# Required work
The copy you return must match the listing word for word and carry no pictures.

----- Dataset records

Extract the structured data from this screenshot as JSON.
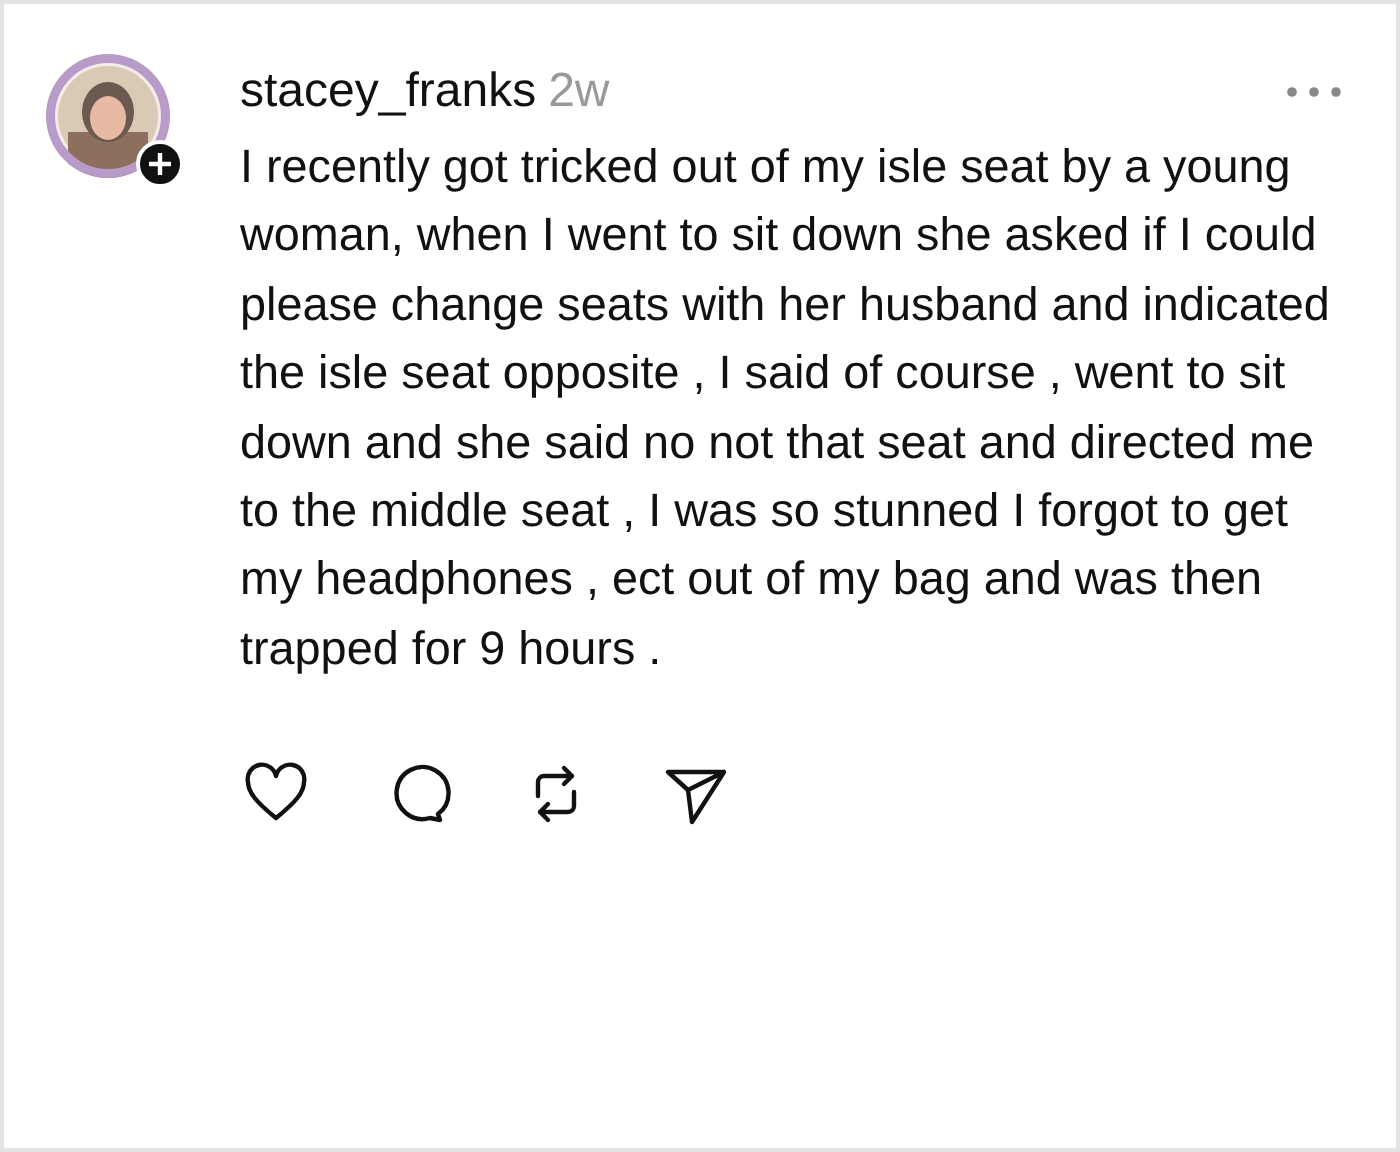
{
  "post": {
    "username": "stacey_franks",
    "time": "2w",
    "text": "I recently got tricked out of my isle seat by a young woman, when I went to sit down she asked if I could please change seats with her husband and indicated the isle seat opposite , I said of course , went to sit down and she said no not that seat and directed me to the middle seat , I was so stunned I forgot to get my headphones , ect out of my bag and was then trapped for 9 hours ."
  }
}
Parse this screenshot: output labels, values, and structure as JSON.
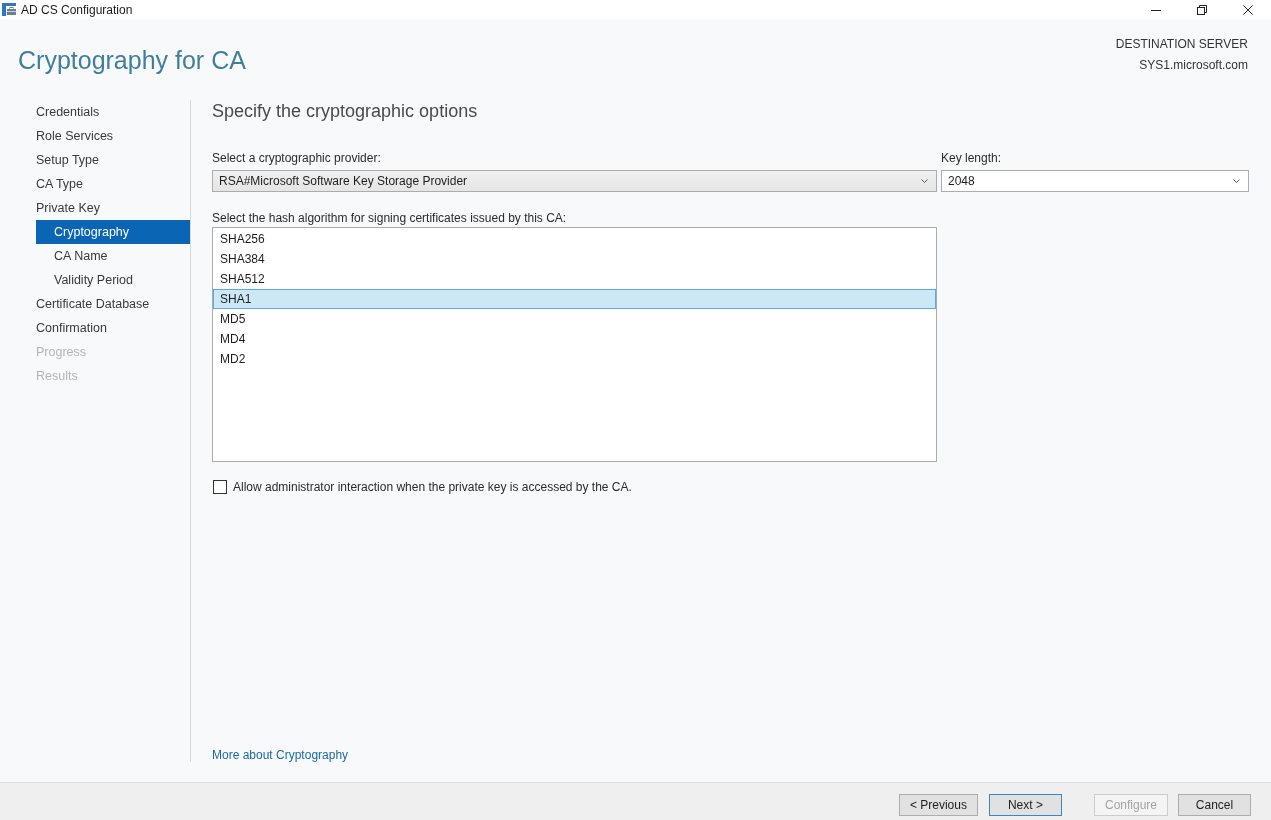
{
  "window": {
    "title": "AD CS Configuration"
  },
  "header": {
    "title": "Cryptography for CA",
    "server_label": "DESTINATION SERVER",
    "server_name": "SYS1.microsoft.com"
  },
  "sidebar": {
    "items": [
      {
        "label": "Credentials",
        "selected": false,
        "disabled": false
      },
      {
        "label": "Role Services",
        "selected": false,
        "disabled": false
      },
      {
        "label": "Setup Type",
        "selected": false,
        "disabled": false
      },
      {
        "label": "CA Type",
        "selected": false,
        "disabled": false
      },
      {
        "label": "Private Key",
        "selected": false,
        "disabled": false,
        "children": [
          {
            "label": "Cryptography",
            "selected": true,
            "disabled": false
          },
          {
            "label": "CA Name",
            "selected": false,
            "disabled": false
          },
          {
            "label": "Validity Period",
            "selected": false,
            "disabled": false
          }
        ]
      },
      {
        "label": "Certificate Database",
        "selected": false,
        "disabled": false
      },
      {
        "label": "Confirmation",
        "selected": false,
        "disabled": false
      },
      {
        "label": "Progress",
        "selected": false,
        "disabled": true
      },
      {
        "label": "Results",
        "selected": false,
        "disabled": true
      }
    ]
  },
  "content": {
    "heading": "Specify the cryptographic options",
    "provider": {
      "label": "Select a cryptographic provider:",
      "value": "RSA#Microsoft Software Key Storage Provider"
    },
    "key_length": {
      "label": "Key length:",
      "value": "2048"
    },
    "hash": {
      "label": "Select the hash algorithm for signing certificates issued by this CA:",
      "items": [
        {
          "label": "SHA256",
          "selected": false
        },
        {
          "label": "SHA384",
          "selected": false
        },
        {
          "label": "SHA512",
          "selected": false
        },
        {
          "label": "SHA1",
          "selected": true
        },
        {
          "label": "MD5",
          "selected": false
        },
        {
          "label": "MD4",
          "selected": false
        },
        {
          "label": "MD2",
          "selected": false
        }
      ]
    },
    "allow_interaction": {
      "label": "Allow administrator interaction when the private key is accessed by the CA.",
      "checked": false
    },
    "link": "More about Cryptography"
  },
  "buttons": [
    {
      "label": "< Previous",
      "disabled": false,
      "focused": false
    },
    {
      "label": "Next >",
      "disabled": false,
      "focused": true
    },
    {
      "label": "Configure",
      "disabled": true,
      "focused": false
    },
    {
      "label": "Cancel",
      "disabled": false,
      "focused": false
    }
  ]
}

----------

# Expected answer
Extract the structured data from this screenshot as JSON.
{
  "post": {
    "username": "stacey_franks",
    "time": "2w",
    "text": "I recently got tricked out of my isle seat by a young woman, when I went to sit down she asked if I could please change seats with her husband and indicated the isle seat opposite , I said of course , went to sit down and she said no not that seat and directed me to the middle seat , I was so stunned I forgot to get my headphones , ect out of my bag and was then trapped for 9 hours ."
  }
}
Parse this screenshot: output labels, values, and structure as JSON.
{
  "window": {
    "title": "AD CS Configuration"
  },
  "header": {
    "title": "Cryptography for CA",
    "server_label": "DESTINATION SERVER",
    "server_name": "SYS1.microsoft.com"
  },
  "sidebar": {
    "items": [
      {
        "label": "Credentials",
        "selected": false,
        "disabled": false
      },
      {
        "label": "Role Services",
        "selected": false,
        "disabled": false
      },
      {
        "label": "Setup Type",
        "selected": false,
        "disabled": false
      },
      {
        "label": "CA Type",
        "selected": false,
        "disabled": false
      },
      {
        "label": "Private Key",
        "selected": false,
        "disabled": false,
        "children": [
          {
            "label": "Cryptography",
            "selected": true,
            "disabled": false
          },
          {
            "label": "CA Name",
            "selected": false,
            "disabled": false
          },
          {
            "label": "Validity Period",
            "selected": false,
            "disabled": false
          }
        ]
      },
      {
        "label": "Certificate Database",
        "selected": false,
        "disabled": false
      },
      {
        "label": "Confirmation",
        "selected": false,
        "disabled": false
      },
      {
        "label": "Progress",
        "selected": false,
        "disabled": true
      },
      {
        "label": "Results",
        "selected": false,
        "disabled": true
      }
    ]
  },
  "content": {
    "heading": "Specify the cryptographic options",
    "provider": {
      "label": "Select a cryptographic provider:",
      "value": "RSA#Microsoft Software Key Storage Provider"
    },
    "key_length": {
      "label": "Key length:",
      "value": "2048"
    },
    "hash": {
      "label": "Select the hash algorithm for signing certificates issued by this CA:",
      "items": [
        {
          "label": "SHA256",
          "selected": false
        },
        {
          "label": "SHA384",
          "selected": false
        },
        {
          "label": "SHA512",
          "selected": false
        },
        {
          "label": "SHA1",
          "selected": true
        },
        {
          "label": "MD5",
          "selected": false
        },
        {
          "label": "MD4",
          "selected": false
        },
        {
          "label": "MD2",
          "selected": false
        }
      ]
    },
    "allow_interaction": {
      "label": "Allow administrator interaction when the private key is accessed by the CA.",
      "checked": false
    },
    "link": "More about Cryptography"
  },
  "buttons": [
    {
      "label": "< Previous",
      "disabled": false,
      "focused": false
    },
    {
      "label": "Next >",
      "disabled": false,
      "focused": true
    },
    {
      "label": "Configure",
      "disabled": true,
      "focused": false
    },
    {
      "label": "Cancel",
      "disabled": false,
      "focused": false
    }
  ]
}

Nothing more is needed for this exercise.